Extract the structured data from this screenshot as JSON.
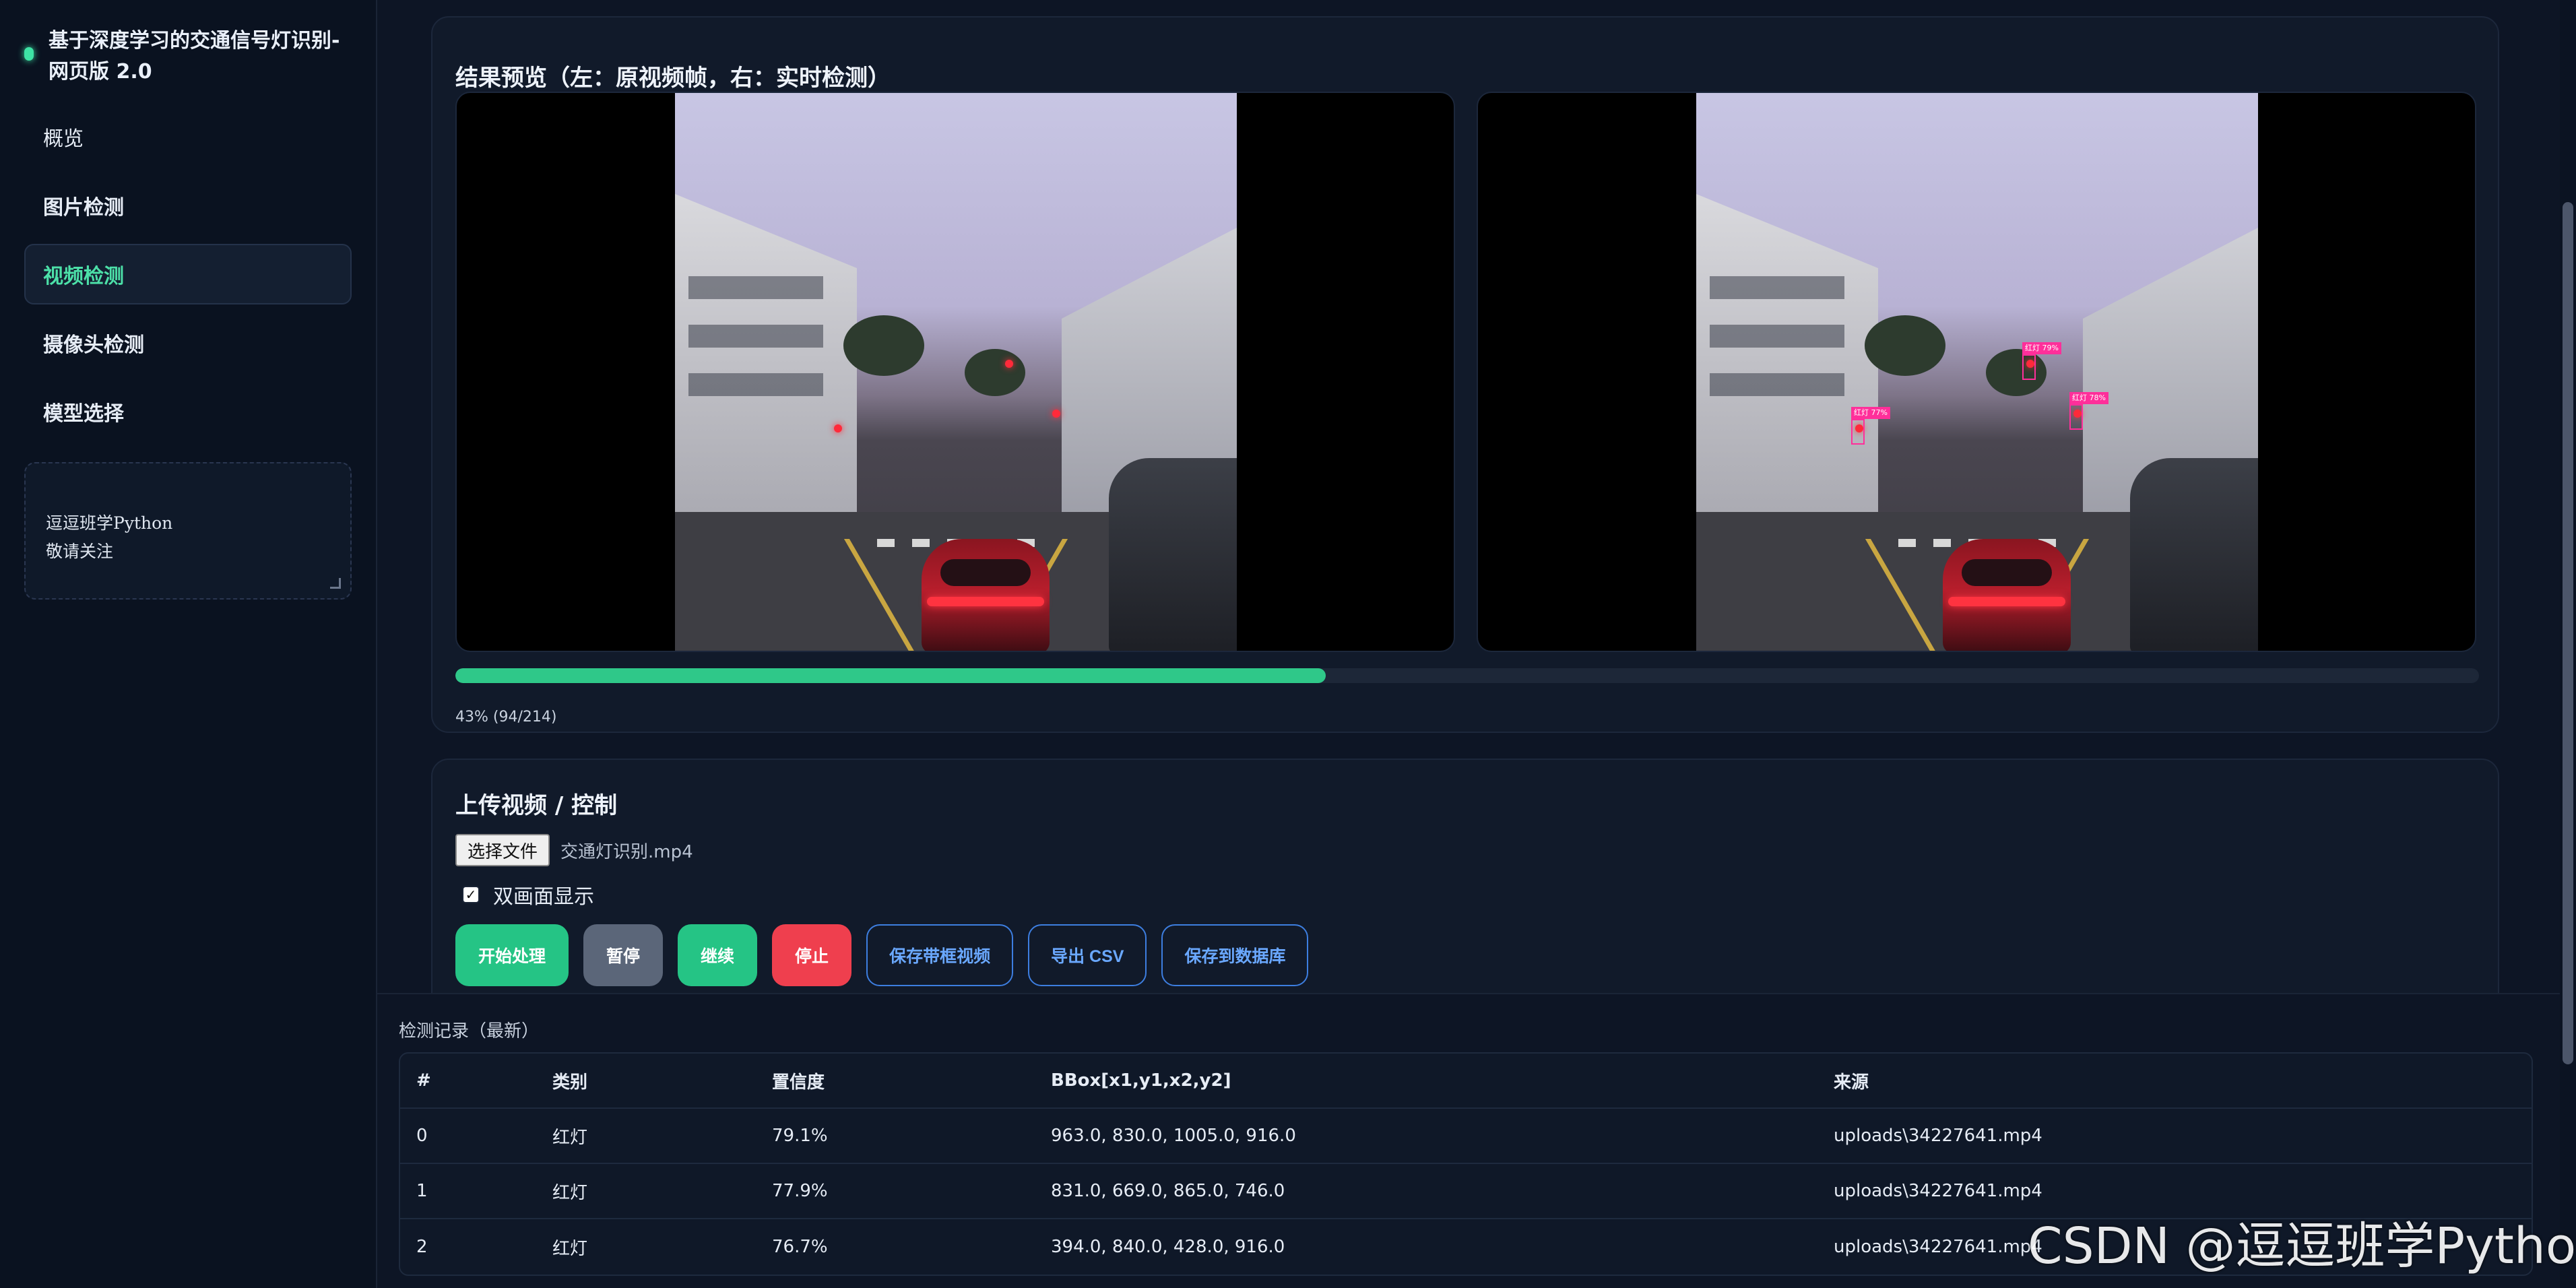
{
  "sidebar": {
    "brand_title": "基于深度学习的交通信号灯识别-网页版 2.0",
    "items": [
      {
        "label": "概览"
      },
      {
        "label": "图片检测"
      },
      {
        "label": "视频检测"
      },
      {
        "label": "摄像头检测"
      },
      {
        "label": "模型选择"
      }
    ],
    "active_index": 2,
    "note_text": "逗逗班学Python\n敬请关注"
  },
  "preview": {
    "title": "结果预览（左：原视频帧，右：实时检测）",
    "progress_fraction": 0.43,
    "progress_text": "43% (94/214)",
    "detections": [
      {
        "label": "红灯 79%"
      },
      {
        "label": "红灯 78%"
      },
      {
        "label": "红灯 77%"
      }
    ]
  },
  "upload": {
    "title": "上传视频 / 控制",
    "file_button": "选择文件",
    "file_name": "交通灯识别.mp4",
    "dual_view_label": "双画面显示",
    "dual_view_checked": true,
    "buttons": {
      "start": "开始处理",
      "pause": "暂停",
      "resume": "继续",
      "stop": "停止",
      "save_video": "保存带框视频",
      "export_csv": "导出 CSV",
      "save_db": "保存到数据库"
    }
  },
  "records": {
    "title": "检测记录（最新）",
    "columns": [
      "#",
      "类别",
      "置信度",
      "BBox[x1,y1,x2,y2]",
      "来源"
    ],
    "rows": [
      [
        "0",
        "红灯",
        "79.1%",
        "963.0, 830.0, 1005.0, 916.0",
        "uploads\\34227641.mp4"
      ],
      [
        "1",
        "红灯",
        "77.9%",
        "831.0, 669.0, 865.0, 746.0",
        "uploads\\34227641.mp4"
      ],
      [
        "2",
        "红灯",
        "76.7%",
        "394.0, 840.0, 428.0, 916.0",
        "uploads\\34227641.mp4"
      ]
    ]
  },
  "watermark": "CSDN @逗逗班学Python",
  "colors": {
    "accent": "#2fc889",
    "danger": "#ef3f4e",
    "outline": "#3d7ee0",
    "background": "#0d1525"
  }
}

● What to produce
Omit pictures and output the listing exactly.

● Answer for this exercise
Extract the structured data from this screenshot as JSON.
{
  "sidebar": {
    "brand_title": "基于深度学习的交通信号灯识别-网页版 2.0",
    "items": [
      {
        "label": "概览"
      },
      {
        "label": "图片检测"
      },
      {
        "label": "视频检测"
      },
      {
        "label": "摄像头检测"
      },
      {
        "label": "模型选择"
      }
    ],
    "active_index": 2,
    "note_text": "逗逗班学Python\n敬请关注"
  },
  "preview": {
    "title": "结果预览（左：原视频帧，右：实时检测）",
    "progress_fraction": 0.43,
    "progress_text": "43% (94/214)",
    "detections": [
      {
        "label": "红灯 79%"
      },
      {
        "label": "红灯 78%"
      },
      {
        "label": "红灯 77%"
      }
    ]
  },
  "upload": {
    "title": "上传视频 / 控制",
    "file_button": "选择文件",
    "file_name": "交通灯识别.mp4",
    "dual_view_label": "双画面显示",
    "dual_view_checked": true,
    "buttons": {
      "start": "开始处理",
      "pause": "暂停",
      "resume": "继续",
      "stop": "停止",
      "save_video": "保存带框视频",
      "export_csv": "导出 CSV",
      "save_db": "保存到数据库"
    }
  },
  "records": {
    "title": "检测记录（最新）",
    "columns": [
      "#",
      "类别",
      "置信度",
      "BBox[x1,y1,x2,y2]",
      "来源"
    ],
    "rows": [
      [
        "0",
        "红灯",
        "79.1%",
        "963.0, 830.0, 1005.0, 916.0",
        "uploads\\34227641.mp4"
      ],
      [
        "1",
        "红灯",
        "77.9%",
        "831.0, 669.0, 865.0, 746.0",
        "uploads\\34227641.mp4"
      ],
      [
        "2",
        "红灯",
        "76.7%",
        "394.0, 840.0, 428.0, 916.0",
        "uploads\\34227641.mp4"
      ]
    ]
  },
  "watermark": "CSDN @逗逗班学Python",
  "colors": {
    "accent": "#2fc889",
    "danger": "#ef3f4e",
    "outline": "#3d7ee0",
    "background": "#0d1525"
  }
}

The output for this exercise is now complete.